“The media is said to have played a huge role in the genocide, lending itself to being used to denigrate the Tutsis. Till things boiled over. One Hassan Ngeze is on record to have written in a newspaper he owned and edited, about the Tutsis: “Let whatever is smouldering erupt.”
“Permit me to recall some of the things I said in an earlier piece, with the title, If Nigeria dies, hatred killed her:
“What a week it has been for our own dear native land! Just at the beginning of the month, as the country turned 60 as an independent entity, President Muhammadu Buhari had charged us to “begin sincere process of national healing, eliminate old and outworn perceptions that are always put to test in the lie they are.”
“Some people call it ‘the mistake of 1914,’ in which what used to be the Northern and Southern Protectorates were forcefully cobbled together by the colonial masters, leading to the emergence of Nigeria. Since then, it has been one uneasy relationship among the people that make up the Union. Suspicion of domination, ethnic rivalry, fear of being given the shorter end of the stick, gaining unfair advantage, and the like, have characterized the relationship. And the overriding sentiment is hatred, fueled and justified by many factors and tendencies.
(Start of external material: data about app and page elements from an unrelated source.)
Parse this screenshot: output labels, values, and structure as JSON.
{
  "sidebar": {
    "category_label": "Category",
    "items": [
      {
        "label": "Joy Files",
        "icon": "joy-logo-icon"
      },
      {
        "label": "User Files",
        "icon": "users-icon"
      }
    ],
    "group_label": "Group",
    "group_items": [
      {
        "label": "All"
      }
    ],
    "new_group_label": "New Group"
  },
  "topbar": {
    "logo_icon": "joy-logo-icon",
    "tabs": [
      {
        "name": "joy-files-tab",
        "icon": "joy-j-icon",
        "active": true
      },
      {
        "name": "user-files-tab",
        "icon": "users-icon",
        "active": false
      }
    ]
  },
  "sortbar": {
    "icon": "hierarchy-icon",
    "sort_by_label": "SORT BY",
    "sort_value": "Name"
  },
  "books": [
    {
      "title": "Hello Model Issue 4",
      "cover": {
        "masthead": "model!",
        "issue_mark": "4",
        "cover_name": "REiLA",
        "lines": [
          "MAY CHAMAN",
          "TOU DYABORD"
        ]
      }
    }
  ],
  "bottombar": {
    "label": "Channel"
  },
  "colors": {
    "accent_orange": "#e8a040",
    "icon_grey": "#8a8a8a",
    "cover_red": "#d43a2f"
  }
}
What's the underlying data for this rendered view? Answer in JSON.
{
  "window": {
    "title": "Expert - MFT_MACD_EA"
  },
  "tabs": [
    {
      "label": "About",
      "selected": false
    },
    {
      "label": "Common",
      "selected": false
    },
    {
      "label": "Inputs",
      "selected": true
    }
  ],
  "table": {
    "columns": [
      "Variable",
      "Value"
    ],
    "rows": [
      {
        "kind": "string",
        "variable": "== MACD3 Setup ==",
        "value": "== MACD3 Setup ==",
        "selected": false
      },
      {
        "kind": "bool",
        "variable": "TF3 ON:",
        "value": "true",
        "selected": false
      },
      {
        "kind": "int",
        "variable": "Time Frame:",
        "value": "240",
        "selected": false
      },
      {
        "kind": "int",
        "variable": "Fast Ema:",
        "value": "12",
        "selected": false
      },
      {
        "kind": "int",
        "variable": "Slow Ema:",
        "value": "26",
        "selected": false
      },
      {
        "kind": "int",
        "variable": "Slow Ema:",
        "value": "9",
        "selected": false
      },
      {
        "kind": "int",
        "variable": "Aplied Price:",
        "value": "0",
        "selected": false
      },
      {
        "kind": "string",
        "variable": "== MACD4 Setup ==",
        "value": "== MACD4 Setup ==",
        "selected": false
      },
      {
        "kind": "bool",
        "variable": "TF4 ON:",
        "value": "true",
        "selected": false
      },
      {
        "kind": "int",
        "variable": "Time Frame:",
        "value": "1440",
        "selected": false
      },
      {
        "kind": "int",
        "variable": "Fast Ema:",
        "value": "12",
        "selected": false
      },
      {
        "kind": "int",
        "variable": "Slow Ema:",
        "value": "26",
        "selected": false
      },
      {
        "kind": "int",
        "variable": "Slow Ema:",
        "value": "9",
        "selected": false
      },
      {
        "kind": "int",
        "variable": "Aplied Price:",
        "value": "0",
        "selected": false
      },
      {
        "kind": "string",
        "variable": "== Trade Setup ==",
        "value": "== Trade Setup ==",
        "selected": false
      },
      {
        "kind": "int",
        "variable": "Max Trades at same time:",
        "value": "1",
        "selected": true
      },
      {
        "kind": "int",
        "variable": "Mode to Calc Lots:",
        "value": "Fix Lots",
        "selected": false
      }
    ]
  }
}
“If Nigeria dies, whether now or in the future, hatred killed her. How can a people go about, bearing giant-sized grudges against their country, its leadership, against one another, and expect that country to live in peace and prosperity? It won’t happen. “When we don’t know who to hate, we hate ourselves,” observed a writer.
“The EndSARS campaign began as an agitation against police brutality, in which there was unanimity of purpose. And suddenly, it became a vehicle of hate. Against leadership, against national cohesion, an opportunity to settle political scores, and equally prepare for power grab in 2023. Hatred came into the mix.
“The agitation by youths against injustice and oppression suddenly took on a variegated nature. Separatists came under the umbrella, and began to advance their cause, working for the dismemberment of the country. Those beaten black and blue in 2015 and 2019 elections also crept in, and asked for pound of flesh, while also plotting for a return to power in 2023.
“The venom, which peaceful protests eventually became, can only be summed up by one word. Hatred. How can you begin to club people to death, in different parts of the country? How can you set fire to national assets and institutions, storm prisons and release prisoners into society, all in the name of peaceful protests? No, peace had fled through the window, and hatred was fully in control.
“There are many factors and agencies of hatred in Nigeria, and until we learn to purge ourselves, the country may never move beyond where it has been pirouetting and gyrating for six decades. Like the macabre dance, it has been one step forward and two steps backwards.
“Hatred is evinced from many quarters for Nigeria, and for its government and people at any given time. It comes from churches, mosques, professional activists and agitators, interest groups, some elements in the media, so-called analysts who never see anything good, and so on and so forth.
“When things boil over in graphic demonstration of hatred, it is a culmination of negative sentiments and tendencies. They come in persistent negative postings on social media, which generate and stimulate hate. From hateful messages from the pulpit, as if that was the message of love Jesus Christ handed over to his followers. From unduly critical messages during jumat services. From radio and television programs, in which bile is spewed. From talkshows which become a harangue of government, newspaper articles and columns tailored to instigate and generate dissent, and the like.”